and have asked responsible UC administrators if there was any
justification for that outsized growth in management staffing. My
estimate is that this is wastage costing the university about $600
million per year.
In another recent document from UCOP (Higher
Education Compact Performance Measures 2006-07) I find the
contradictory claim (on page 21):
“Between 1986-87 and 2006-07,
systemwide administrative expenditures have
I have heard such claims in the past but have never seen an explanation
of how those numbers are arrived at. I am skeptical of their
declined from 11.8% to 7.6% of total University expenditures.”
Yudof’s Accountability Framework should not
ignore this subject.
What’s Missing – Disclosures re the Pension Fund
The University’s Pension Fund (UCRP), which is
under the direct supervision of The Regents, has recently been a topic
of keen interest to many employees; and it has also been a major area
for my own investigations and writings. Here is a list of informational
items which I have asked to be routinely published.
• Quarterly performance reports for each external investment manager
engaged by UC;
• Quarterly reports that compare UCRP investment performance to that of
relevant peer groups.
• Annual reports detailing expenses/fees paid out to external
investment managers and consultants; also any internal expenses/fees
paid out of the Fund.
• Annual report detailing commissions paid on securities transactions.
All of these data are routinely published by
the state’s largest public pension funds, CalPERS and CalSTRS. In
the spirit of Transparency, UC should do so too.
What’s Missing - Data on Discretionary Funds
As I regularly browse through the University’s
accounting reports (“Campus Financial Schedules” is my favorite UC
publication) my eye is caught by a category of funds described as
coming from “Other Sources.” On Schedule 12-D for the fiscal year
2006-07, the total expenditure of Current Funds from “Other Sources”
amounted to $581,445,000. I wonder what that is all about.
Another category of money I have heard about
is called “Discretionary Funds.” One source of this is gifts and
endowments to the University where the donor has not specified the
purpose; that is left to the discretion of the Chancellors or some
other top administrators.

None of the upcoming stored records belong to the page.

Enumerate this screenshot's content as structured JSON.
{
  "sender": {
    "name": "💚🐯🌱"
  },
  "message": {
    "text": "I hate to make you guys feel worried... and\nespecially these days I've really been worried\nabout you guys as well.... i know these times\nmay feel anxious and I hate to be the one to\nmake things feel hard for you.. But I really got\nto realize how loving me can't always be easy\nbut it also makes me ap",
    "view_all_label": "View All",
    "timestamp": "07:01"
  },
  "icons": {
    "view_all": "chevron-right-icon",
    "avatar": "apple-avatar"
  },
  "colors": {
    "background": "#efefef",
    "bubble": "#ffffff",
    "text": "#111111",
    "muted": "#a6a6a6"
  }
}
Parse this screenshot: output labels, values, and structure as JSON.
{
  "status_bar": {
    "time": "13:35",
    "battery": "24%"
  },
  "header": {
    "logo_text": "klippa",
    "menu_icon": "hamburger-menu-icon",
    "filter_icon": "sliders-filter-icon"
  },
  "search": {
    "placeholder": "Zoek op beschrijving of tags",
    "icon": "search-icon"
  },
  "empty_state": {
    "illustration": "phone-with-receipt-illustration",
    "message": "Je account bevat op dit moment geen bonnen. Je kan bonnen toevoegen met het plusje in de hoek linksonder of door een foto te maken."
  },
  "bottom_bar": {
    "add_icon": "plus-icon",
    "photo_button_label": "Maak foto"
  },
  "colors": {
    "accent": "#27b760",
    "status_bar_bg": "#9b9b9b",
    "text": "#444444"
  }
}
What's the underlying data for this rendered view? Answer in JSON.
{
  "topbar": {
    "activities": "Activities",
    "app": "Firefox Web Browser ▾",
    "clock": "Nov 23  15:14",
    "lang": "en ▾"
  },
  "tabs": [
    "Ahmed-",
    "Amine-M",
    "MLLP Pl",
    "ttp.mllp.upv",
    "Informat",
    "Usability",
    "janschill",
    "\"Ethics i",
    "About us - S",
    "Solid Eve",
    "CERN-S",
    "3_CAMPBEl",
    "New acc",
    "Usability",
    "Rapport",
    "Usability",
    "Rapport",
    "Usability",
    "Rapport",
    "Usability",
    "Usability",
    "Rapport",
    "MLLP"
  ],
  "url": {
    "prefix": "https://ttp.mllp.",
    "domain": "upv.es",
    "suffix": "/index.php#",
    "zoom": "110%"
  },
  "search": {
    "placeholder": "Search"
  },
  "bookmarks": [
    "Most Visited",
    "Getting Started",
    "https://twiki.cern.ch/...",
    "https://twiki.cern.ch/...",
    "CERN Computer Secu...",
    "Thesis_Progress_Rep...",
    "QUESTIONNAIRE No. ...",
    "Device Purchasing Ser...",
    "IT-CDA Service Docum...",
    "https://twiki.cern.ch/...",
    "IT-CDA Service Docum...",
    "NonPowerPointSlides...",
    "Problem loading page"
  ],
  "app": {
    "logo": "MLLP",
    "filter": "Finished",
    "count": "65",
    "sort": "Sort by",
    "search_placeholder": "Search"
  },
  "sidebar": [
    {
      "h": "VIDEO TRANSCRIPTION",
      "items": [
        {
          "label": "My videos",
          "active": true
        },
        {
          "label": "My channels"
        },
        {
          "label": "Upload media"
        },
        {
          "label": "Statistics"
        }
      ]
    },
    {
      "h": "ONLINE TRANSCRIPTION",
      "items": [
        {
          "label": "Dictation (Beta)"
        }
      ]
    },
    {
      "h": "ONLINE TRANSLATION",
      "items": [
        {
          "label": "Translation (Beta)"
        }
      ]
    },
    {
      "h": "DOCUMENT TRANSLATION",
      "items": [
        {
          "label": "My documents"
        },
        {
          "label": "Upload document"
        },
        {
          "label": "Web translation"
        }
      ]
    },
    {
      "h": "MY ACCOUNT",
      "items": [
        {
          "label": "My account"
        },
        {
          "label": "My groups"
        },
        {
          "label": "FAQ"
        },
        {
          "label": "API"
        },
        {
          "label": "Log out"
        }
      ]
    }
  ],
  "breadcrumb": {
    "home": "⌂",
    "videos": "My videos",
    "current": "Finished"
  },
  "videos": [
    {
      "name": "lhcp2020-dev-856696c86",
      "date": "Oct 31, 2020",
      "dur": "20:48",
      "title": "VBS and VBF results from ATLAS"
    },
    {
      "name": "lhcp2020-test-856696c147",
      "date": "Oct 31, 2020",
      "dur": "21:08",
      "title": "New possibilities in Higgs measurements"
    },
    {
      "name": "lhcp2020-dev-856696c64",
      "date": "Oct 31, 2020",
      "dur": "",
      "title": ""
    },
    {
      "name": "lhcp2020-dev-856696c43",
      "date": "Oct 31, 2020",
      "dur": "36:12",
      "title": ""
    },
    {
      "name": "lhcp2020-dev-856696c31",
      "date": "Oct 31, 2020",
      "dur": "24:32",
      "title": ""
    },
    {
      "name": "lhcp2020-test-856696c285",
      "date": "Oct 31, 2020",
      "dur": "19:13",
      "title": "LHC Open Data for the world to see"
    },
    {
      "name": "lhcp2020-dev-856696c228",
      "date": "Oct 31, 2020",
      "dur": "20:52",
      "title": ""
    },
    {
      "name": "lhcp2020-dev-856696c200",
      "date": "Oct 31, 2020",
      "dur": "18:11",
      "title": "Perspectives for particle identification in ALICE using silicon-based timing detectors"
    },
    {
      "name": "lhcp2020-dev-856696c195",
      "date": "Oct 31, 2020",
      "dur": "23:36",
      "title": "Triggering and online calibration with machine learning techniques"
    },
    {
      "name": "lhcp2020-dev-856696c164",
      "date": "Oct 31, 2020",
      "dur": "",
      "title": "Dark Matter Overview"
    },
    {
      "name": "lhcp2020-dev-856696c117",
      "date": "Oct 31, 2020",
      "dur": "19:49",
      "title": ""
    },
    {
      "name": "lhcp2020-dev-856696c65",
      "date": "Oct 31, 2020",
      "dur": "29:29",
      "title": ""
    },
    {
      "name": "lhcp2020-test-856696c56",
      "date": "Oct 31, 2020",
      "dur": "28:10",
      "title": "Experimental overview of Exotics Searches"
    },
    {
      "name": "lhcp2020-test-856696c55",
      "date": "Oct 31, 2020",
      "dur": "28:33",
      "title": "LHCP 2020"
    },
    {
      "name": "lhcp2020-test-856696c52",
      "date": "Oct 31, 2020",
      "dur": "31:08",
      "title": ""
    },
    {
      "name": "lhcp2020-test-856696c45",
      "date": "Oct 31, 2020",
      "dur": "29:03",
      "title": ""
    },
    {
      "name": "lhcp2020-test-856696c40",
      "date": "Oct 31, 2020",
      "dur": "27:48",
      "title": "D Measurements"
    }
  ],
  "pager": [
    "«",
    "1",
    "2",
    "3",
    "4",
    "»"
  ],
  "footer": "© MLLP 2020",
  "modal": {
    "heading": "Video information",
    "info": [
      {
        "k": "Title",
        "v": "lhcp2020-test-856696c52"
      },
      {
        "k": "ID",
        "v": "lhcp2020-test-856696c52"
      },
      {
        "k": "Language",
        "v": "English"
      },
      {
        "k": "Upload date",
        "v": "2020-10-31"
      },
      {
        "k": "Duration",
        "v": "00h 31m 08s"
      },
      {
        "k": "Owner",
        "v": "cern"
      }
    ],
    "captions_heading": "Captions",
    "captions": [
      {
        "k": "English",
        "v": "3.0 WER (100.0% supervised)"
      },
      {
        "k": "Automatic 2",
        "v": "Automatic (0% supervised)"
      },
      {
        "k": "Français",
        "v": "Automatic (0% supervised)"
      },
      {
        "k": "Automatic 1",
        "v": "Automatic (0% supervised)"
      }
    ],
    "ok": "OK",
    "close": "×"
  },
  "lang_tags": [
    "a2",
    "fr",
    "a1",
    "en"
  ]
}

I believe that a substantial portion of the
Indirect Cost Recovery (from Federal research contracts and grants)
also gets passed around among administrators as discretionary funding.
Maybe these two opaque classifications of
money are related. I am not suggesting that there is improper use
of such funds: I merely ask that they be put on the table for the new
Transparency project that President Yudof has undertaken.
Some additional topics that may be of
interest: mix of professors and lecturers over the years; fraction of
undergraduate classes taught by each category of faculty; data on
the distribution of undergraduate class sizes.
Finally: Indicators 10.11/12 show “Endowment
per Student”; that’s an oxymoron.
President Yudof has invited everyone to look over
his draft report and offer comments and suggestions for improvements.
The link is
The Academic Senate will be conducting its own review of the report and
so faculty members may wish to send their comments by that route.